Pay to Play: Financial impact of COVID-19 testing on college athletics

Pay to Play: Financial impact of COVID-19 testing on college athletics

STATESBORO, Ga. (WTOC) - Most industries across the country have taken financial hits during this pandemic. Athletic departments are no exception.

Through Freedom of Information Act requests and an interview with first-year Director of Athletics Jared Benko, it is known that the Georgia Southern University Department of Athletics will surpass the million-dollar spending mark easily on COVID-19 testing this school year. But they say that’s simply the cost of doing business.

Inside the Mercedes-Benz Superdome on Dec. 23, 2020, Georgia Southern football became the first team in the country to reach the 13-game mark. Something that normally isn’t noteworthy. But in a year where canceling games was as commonplace as actually playing one, it was quite the feat.

Each team can choose whether to accept a bowl bid, and some schools decided not to. Athletic Director Jared Benko said for one, he felt the student-athletes on the football team had earned the right to play, but also, it helped generate income. Income they may need to offset some major expenses.

“Unfortunately, we had some Thursday night games get canceled this year, but for us, playing on the 23rd on ESPN, advertising-wise, that’s a seven-figure type of asset, and that’s great branding for the university,” Benko said.

Records show that the athletic department entered a contract with Macon Occupational Medicine (MOM) on July 27 to help administer COVID-19 tests to student-athletes, coaches, and staff. The contract states that Macon Occupational will come on-site one to two times weekly to test and it is anticipated they will test up to 400 individuals a week.

Macon Occupational will provide results 24 to 72 hours post-collection.

It also states that Macon Occupational’s medical director will provide medical direction should someone test positive, and report that to the local department of public health. The Georgia Department of Public Health (DPH) and Georgia Southern are responsible for contact tracing.

Between June 1, 2020 and Dec. 9, 2020 - the date our data request was filled - the Georgia Southern Athletic Department reports that they had 185 positive COVID-19 tests out of 7,715.

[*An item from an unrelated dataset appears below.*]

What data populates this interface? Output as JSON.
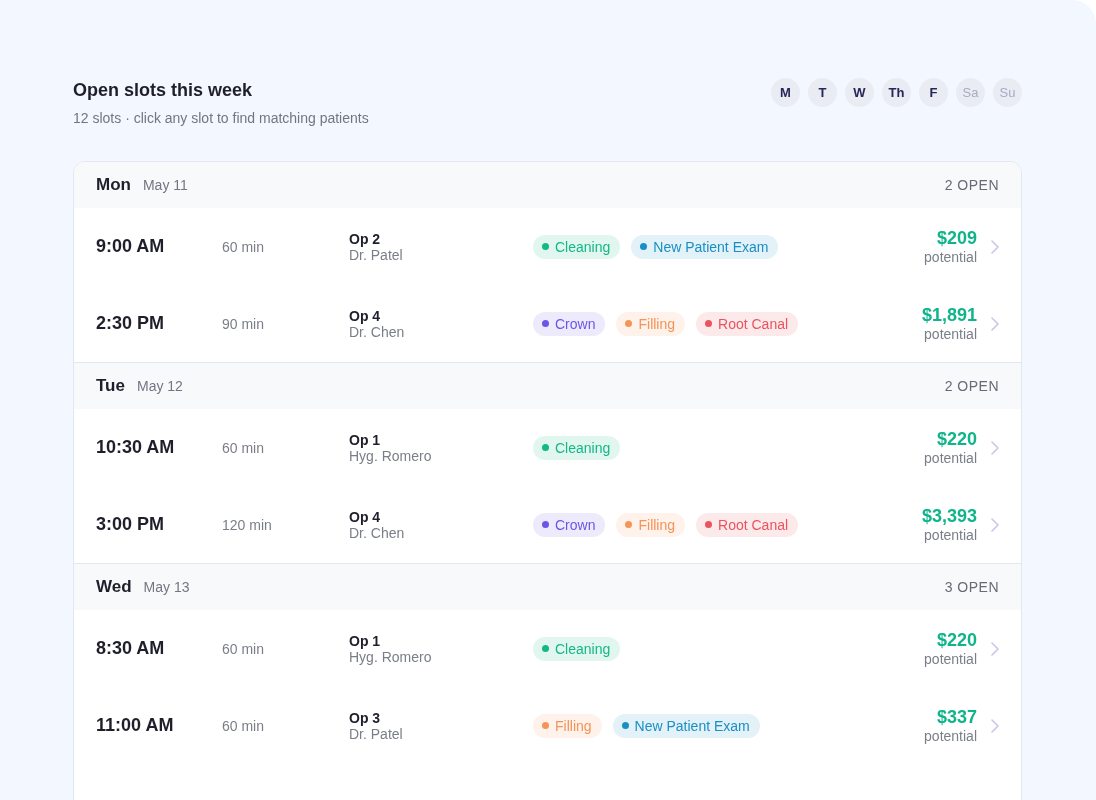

Georgia Southern pays $100 per test. The athletic department has spent more than $771,000 thus far on tests.

In the fiscal year 2021 budget, it shows a $438,939 allocated to sports medicine operating, but Benko says they’ve obviously surpassed what they expected to spend. Now, they’ve dipped into unallocated funds.

“Going into the year we had some CARES dollars, north of 280, or so in CARES dollars, and then of course, if you think back to when budgets are developed, back in the springtime, you know, to sit here and try to forecast out the next eight to 12 months was really difficult, not knowing the testing apparatus and whatnot, so we budgeted conservatively. But yeah, obviously that number has been exceeded, because of the amount of testing we’re doing,” Benko said.

Benko added that they’re also investing heavily into mental health services for student-athletes during this time and relying heavily on fundraising to keep everything afloat; something he gives credit to the fan base and donors for helping with.

Over at Savannah State University, they’re operating a little differently, according to athletics spokesman Joshua Peacock.

All student-athletes will have to submit proof of a negative test before they get on campus. Once on campus, they will be immediately administered an antigen test.

They will also enter a bubble within their sport, similar to the NBA’s for the semester.

The university granted athletics COVID tests, as Historically Black Colleges and Universities were given grant money, so testing isn’t coming from the athletics budget.

Since they suspended fall and winter revenue sports, earnings are nil, but they do collect from student fees, which remained the same for this year.

Copyright 2021 WTOC. All rights reserved.